Though respectful of their Italian roots, the factory is a proudly South African company, with over 63 years growing, evolving and thriving within a dynamic South African political and economic landscape. 


They are also an important and ethical source of employment in the textile industry, being the only fully vertical blanket manufacturing operation currently operating on the continent.



All Basotho heritage blankets are proudly union made in South Africa. Employing over 700 people and paying them above industry standard, the factory adheres to, and proudly exceeds, the most stringent and worker friendly regulations in the developing world. 

All of the wool is sourced from South African farms empowering and supporting independent farmers as one of the largest consumers of wool in southern Africa. Given the vast global demand for wool, particularly from the far east, this often means paying a premium price to support local producers. All spinning/dyeing of wool, acrylic and cotton yarns is handled in house via the vertical manufacturing operation.

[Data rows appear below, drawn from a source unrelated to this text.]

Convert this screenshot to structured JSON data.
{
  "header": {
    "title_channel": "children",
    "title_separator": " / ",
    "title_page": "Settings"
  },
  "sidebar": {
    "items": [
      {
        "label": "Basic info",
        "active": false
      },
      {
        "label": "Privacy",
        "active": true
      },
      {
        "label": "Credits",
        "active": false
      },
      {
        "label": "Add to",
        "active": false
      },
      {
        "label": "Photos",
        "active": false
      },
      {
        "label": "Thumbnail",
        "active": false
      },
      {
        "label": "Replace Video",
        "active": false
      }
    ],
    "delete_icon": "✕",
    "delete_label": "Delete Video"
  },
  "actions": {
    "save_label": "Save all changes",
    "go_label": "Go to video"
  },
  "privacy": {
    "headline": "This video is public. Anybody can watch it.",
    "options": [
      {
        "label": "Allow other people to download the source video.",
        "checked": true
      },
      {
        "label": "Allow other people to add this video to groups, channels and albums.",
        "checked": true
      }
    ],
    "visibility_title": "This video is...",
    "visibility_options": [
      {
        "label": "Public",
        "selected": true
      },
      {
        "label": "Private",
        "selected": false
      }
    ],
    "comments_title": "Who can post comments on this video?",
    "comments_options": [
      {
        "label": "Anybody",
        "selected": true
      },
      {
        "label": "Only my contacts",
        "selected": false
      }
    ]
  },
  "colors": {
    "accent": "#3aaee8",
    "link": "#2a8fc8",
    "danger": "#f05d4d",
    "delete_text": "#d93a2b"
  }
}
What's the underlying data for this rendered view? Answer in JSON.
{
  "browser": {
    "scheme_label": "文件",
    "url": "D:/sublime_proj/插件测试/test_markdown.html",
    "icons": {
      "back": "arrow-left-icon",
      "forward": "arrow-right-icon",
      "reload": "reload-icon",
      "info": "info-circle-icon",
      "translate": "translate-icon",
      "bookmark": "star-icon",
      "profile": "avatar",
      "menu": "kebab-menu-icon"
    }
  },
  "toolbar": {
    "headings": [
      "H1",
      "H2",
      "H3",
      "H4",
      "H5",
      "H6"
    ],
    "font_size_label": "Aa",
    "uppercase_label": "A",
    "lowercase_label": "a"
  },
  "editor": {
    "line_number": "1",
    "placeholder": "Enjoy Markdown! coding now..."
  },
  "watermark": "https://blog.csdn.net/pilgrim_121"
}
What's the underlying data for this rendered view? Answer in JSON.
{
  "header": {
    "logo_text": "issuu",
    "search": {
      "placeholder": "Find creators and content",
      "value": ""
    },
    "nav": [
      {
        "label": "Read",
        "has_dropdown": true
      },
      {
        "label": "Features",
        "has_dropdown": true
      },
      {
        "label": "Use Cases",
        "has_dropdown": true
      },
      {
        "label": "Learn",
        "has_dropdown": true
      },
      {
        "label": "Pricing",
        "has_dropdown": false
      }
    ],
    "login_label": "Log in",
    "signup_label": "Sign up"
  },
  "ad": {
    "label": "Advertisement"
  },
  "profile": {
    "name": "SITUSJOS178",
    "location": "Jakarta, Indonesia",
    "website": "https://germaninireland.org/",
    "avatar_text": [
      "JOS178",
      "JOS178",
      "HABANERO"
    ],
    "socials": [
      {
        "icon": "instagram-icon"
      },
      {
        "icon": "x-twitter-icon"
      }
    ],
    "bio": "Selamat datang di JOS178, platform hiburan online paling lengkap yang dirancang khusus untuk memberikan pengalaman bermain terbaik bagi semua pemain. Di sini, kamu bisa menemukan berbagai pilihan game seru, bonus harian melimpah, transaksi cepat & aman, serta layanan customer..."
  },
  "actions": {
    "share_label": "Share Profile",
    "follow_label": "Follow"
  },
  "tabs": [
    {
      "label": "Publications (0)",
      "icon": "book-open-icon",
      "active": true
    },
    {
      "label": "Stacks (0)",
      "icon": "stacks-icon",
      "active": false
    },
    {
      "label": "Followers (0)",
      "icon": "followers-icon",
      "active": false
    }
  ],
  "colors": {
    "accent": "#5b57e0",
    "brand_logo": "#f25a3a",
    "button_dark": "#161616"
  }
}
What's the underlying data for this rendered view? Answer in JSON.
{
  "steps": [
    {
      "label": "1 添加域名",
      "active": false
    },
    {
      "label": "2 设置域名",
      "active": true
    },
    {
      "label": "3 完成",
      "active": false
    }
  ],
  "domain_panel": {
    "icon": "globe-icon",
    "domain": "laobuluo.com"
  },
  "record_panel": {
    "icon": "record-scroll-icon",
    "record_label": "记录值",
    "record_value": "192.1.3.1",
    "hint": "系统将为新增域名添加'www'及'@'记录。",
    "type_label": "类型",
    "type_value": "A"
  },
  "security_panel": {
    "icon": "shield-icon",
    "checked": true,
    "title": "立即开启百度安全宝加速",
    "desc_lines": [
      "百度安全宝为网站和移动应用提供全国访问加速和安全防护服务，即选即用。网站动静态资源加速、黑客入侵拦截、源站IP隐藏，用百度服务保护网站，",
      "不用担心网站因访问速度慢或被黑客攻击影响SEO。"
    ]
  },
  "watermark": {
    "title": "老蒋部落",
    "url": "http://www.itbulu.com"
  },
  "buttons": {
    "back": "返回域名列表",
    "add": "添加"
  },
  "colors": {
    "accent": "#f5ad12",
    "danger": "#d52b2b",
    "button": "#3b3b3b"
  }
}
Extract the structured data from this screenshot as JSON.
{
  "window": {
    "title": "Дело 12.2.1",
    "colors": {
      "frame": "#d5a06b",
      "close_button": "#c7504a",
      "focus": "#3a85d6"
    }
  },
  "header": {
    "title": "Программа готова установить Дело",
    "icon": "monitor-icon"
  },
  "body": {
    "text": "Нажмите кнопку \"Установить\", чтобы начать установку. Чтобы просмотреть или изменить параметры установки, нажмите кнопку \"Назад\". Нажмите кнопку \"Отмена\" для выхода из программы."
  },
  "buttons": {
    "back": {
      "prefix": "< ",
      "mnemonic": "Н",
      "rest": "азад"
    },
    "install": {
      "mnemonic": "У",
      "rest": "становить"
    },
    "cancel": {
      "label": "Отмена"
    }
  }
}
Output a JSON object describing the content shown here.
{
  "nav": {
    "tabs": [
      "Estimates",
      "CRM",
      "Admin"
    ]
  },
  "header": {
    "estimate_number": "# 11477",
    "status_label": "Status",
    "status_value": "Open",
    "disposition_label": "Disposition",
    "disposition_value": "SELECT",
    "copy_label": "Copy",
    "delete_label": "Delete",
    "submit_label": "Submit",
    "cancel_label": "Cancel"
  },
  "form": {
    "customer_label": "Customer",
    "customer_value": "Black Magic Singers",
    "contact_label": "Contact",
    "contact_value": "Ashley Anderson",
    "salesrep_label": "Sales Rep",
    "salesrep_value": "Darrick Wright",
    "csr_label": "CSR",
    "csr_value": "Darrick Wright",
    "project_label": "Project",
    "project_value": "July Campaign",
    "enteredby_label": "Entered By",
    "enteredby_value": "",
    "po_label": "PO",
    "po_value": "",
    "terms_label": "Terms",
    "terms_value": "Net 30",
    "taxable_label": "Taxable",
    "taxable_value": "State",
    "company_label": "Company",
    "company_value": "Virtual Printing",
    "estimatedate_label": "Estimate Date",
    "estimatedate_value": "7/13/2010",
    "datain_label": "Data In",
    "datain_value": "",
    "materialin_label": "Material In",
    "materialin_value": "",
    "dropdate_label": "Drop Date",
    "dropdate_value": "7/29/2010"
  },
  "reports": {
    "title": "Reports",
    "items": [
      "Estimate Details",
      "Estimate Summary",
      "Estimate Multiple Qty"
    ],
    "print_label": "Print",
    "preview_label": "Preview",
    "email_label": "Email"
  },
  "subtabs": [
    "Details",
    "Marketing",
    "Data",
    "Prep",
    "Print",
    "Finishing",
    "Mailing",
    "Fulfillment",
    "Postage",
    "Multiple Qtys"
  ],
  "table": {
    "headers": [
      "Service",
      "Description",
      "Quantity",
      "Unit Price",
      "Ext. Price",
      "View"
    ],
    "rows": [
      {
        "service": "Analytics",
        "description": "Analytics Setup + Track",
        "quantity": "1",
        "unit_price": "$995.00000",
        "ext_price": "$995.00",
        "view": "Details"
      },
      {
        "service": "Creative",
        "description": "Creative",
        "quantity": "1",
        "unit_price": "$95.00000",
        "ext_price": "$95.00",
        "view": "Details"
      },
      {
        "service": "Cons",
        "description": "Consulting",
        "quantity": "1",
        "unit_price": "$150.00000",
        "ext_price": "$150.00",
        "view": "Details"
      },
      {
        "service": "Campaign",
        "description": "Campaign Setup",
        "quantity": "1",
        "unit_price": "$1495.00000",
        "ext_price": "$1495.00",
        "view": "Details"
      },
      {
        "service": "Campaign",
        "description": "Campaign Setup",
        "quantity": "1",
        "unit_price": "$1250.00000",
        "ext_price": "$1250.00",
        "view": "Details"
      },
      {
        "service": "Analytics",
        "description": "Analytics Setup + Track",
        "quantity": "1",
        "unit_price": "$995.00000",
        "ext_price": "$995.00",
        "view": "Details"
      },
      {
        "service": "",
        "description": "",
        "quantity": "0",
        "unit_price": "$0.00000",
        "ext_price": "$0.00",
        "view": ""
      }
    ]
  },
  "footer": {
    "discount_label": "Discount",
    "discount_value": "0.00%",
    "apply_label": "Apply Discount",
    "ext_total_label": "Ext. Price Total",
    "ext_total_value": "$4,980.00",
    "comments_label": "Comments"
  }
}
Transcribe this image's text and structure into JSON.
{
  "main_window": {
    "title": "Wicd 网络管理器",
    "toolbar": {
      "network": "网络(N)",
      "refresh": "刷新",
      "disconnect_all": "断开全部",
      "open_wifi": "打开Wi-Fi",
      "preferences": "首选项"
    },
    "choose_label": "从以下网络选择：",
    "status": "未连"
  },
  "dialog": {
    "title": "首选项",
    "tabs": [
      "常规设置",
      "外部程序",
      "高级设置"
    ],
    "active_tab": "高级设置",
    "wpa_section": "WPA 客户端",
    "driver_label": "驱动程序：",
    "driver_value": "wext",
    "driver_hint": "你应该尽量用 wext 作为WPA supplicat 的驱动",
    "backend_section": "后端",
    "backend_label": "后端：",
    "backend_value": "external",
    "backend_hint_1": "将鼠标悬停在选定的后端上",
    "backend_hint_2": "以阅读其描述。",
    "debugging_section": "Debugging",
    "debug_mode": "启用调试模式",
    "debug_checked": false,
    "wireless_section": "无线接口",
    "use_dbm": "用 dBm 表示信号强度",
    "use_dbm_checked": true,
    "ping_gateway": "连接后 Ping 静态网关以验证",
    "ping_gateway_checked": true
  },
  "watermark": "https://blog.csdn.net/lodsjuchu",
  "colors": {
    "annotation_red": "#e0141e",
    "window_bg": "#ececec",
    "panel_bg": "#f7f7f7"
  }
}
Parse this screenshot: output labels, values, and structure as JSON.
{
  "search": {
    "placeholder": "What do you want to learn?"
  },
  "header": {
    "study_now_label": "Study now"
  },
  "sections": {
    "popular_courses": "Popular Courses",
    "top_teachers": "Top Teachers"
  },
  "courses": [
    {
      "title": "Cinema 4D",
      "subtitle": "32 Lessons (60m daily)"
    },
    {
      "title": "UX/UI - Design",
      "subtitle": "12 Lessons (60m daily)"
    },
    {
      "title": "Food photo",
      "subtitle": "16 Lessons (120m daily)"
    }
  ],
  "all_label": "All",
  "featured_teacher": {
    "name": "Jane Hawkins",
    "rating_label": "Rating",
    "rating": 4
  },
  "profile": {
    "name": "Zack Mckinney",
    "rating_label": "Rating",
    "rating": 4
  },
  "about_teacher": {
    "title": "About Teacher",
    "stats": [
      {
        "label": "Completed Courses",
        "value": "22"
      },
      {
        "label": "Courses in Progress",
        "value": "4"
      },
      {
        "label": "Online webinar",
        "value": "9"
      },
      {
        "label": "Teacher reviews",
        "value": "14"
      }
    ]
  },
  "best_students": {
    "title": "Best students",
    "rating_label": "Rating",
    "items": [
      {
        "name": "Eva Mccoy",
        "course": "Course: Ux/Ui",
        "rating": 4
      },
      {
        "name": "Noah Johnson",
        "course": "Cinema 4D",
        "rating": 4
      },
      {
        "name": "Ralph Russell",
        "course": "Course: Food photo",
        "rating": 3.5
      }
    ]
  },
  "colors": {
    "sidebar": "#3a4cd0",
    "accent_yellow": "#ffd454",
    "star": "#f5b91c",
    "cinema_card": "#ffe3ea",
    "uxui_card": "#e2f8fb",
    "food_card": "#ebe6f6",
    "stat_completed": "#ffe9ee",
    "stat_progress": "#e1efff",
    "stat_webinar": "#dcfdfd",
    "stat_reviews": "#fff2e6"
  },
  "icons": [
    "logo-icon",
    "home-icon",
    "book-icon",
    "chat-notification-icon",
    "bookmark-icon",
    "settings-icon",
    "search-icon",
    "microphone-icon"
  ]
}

The Basotho Heritage Blankets have been made in various compositions over the last 100 years and the decision was recently made to evolve into to a 50% Virgin Merino Wool / 50% Dralon blend with the full approval and support of the Lesotho Royal Family. The reason for this change in quality was two-fold. Firstly, the global price of wool has risen so high that an increase in the price of the blankets was necessary. This put them out of reach, from a price standpoint, of the very people of Lesotho who depend on them for their traditional way of life. Secondly, the introduction of Dralon, the world's highest quality acrylic fiber, carries a wide range of benefits such as increased detail in the Heritage and Modern designs, greater durability, water-resistance and superior anti-pilling qualities. This results in a superior product in terms of hand feel, color and strength that is also more accessible to both the Sotho people and customers worldwide. The vibrant colors of the Heritage designs, the soft hand feel and the warmth have not been compromised in any way by this change. In fact, they have been enchanced, offering a higher quality product and representation of the original designs at a lower price.

Additionally, Dralon places a huge emphasis on environmental protection and its yarns are considerably more ecologically friendly than many natural fibers. For example, while it requires 25,000 liters (6,600 gallons) of water to produce one kilogram (2.2 lbs) of Cotton, one kilogram of Dralon consumes only 5 liters (1.3 gallons).

The factory is fully certified as an ethical and sustainable supplier by Sedex (the supplier ethical data exchange.) 

Regarding international trade, the manufacturer is fully supported and certified in the United States the African growth and opportunity act or agoa. Agoa was enacted in 2000 to help improve the economies of Sub-Saharan African countries by offering preferential trade status on exports into the united states. In order to qualify and remain eligible for agoa, each country must be working to improve its rule of law, human rights and respect for core labor standards. Agoa has been credited with creating 100,000s of new jobs in the textile industry, particularly in Lesotho and South Africa. Agoa was recently renewed, insuring duty free status for Basotho heritage blankets into the united states until 2025.

Additionally, South Africa is party to a trade, development and cooperation agreement with the European union, insuring duty free exports to Europe under the eur1 program.